### EXERCISE
A complete and exact copy of the data below is the task.

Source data
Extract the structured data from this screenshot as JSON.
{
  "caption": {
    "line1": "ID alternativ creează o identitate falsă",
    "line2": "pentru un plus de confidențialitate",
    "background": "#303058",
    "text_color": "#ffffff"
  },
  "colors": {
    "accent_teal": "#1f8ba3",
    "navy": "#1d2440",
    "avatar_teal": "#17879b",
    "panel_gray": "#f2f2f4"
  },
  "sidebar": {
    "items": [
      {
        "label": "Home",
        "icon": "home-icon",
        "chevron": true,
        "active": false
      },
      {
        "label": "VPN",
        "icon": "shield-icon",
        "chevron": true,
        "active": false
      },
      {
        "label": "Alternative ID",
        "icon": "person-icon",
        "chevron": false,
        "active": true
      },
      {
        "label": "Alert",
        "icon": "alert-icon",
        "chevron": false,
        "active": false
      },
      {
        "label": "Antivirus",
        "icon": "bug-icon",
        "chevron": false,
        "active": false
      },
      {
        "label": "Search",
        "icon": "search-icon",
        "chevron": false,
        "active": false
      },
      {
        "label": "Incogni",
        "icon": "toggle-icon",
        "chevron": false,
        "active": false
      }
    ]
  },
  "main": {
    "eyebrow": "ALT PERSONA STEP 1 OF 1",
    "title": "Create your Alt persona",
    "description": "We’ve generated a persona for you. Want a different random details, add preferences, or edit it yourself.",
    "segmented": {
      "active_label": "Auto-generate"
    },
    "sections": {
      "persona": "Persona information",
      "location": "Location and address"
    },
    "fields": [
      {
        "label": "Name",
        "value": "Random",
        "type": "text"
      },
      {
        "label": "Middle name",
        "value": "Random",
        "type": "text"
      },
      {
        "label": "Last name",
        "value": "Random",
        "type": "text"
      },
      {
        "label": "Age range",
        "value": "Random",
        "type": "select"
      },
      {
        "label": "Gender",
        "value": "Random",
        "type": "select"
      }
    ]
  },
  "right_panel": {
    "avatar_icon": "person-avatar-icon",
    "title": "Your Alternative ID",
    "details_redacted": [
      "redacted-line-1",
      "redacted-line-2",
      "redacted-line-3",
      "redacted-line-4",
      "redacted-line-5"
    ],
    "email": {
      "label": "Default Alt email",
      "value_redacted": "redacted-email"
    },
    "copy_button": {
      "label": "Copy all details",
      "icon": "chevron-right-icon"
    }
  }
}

### EXERCISE RESULT
Extract the structured data from this screenshot as JSON.
{
  "caption": {
    "line1": "ID alternativ creează o identitate falsă",
    "line2": "pentru un plus de confidențialitate",
    "background": "#303058",
    "text_color": "#ffffff"
  },
  "colors": {
    "accent_teal": "#1f8ba3",
    "navy": "#1d2440",
    "avatar_teal": "#17879b",
    "panel_gray": "#f2f2f4"
  },
  "sidebar": {
    "items": [
      {
        "label": "Home",
        "icon": "home-icon",
        "chevron": true,
        "active": false
      },
      {
        "label": "VPN",
        "icon": "shield-icon",
        "chevron": true,
        "active": false
      },
      {
        "label": "Alternative ID",
        "icon": "person-icon",
        "chevron": false,
        "active": true
      },
      {
        "label": "Alert",
        "icon": "alert-icon",
        "chevron": false,
        "active": false
      },
      {
        "label": "Antivirus",
        "icon": "bug-icon",
        "chevron": false,
        "active": false
      },
      {
        "label": "Search",
        "icon": "search-icon",
        "chevron": false,
        "active": false
      },
      {
        "label": "Incogni",
        "icon": "toggle-icon",
        "chevron": false,
        "active": false
      }
    ]
  },
  "main": {
    "eyebrow": "ALT PERSONA STEP 1 OF 1",
    "title": "Create your Alt persona",
    "description": "We’ve generated a persona for you. Want a different random details, add preferences, or edit it yourself.",
    "segmented": {
      "active_label": "Auto-generate"
    },
    "sections": {
      "persona": "Persona information",
      "location": "Location and address"
    },
    "fields": [
      {
        "label": "Name",
        "value": "Random",
        "type": "text"
      },
      {
        "label": "Middle name",
        "value": "Random",
        "type": "text"
      },
      {
        "label": "Last name",
        "value": "Random",
        "type": "text"
      },
      {
        "label": "Age range",
        "value": "Random",
        "type": "select"
      },
      {
        "label": "Gender",
        "value": "Random",
        "type": "select"
      }
    ]
  },
  "right_panel": {
    "avatar_icon": "person-avatar-icon",
    "title": "Your Alternative ID",
    "details_redacted": [
      "redacted-line-1",
      "redacted-line-2",
      "redacted-line-3",
      "redacted-line-4",
      "redacted-line-5"
    ],
    "email": {
      "label": "Default Alt email",
      "value_redacted": "redacted-email"
    },
    "copy_button": {
      "label": "Copy all details",
      "icon": "chevron-right-icon"
    }
  }
}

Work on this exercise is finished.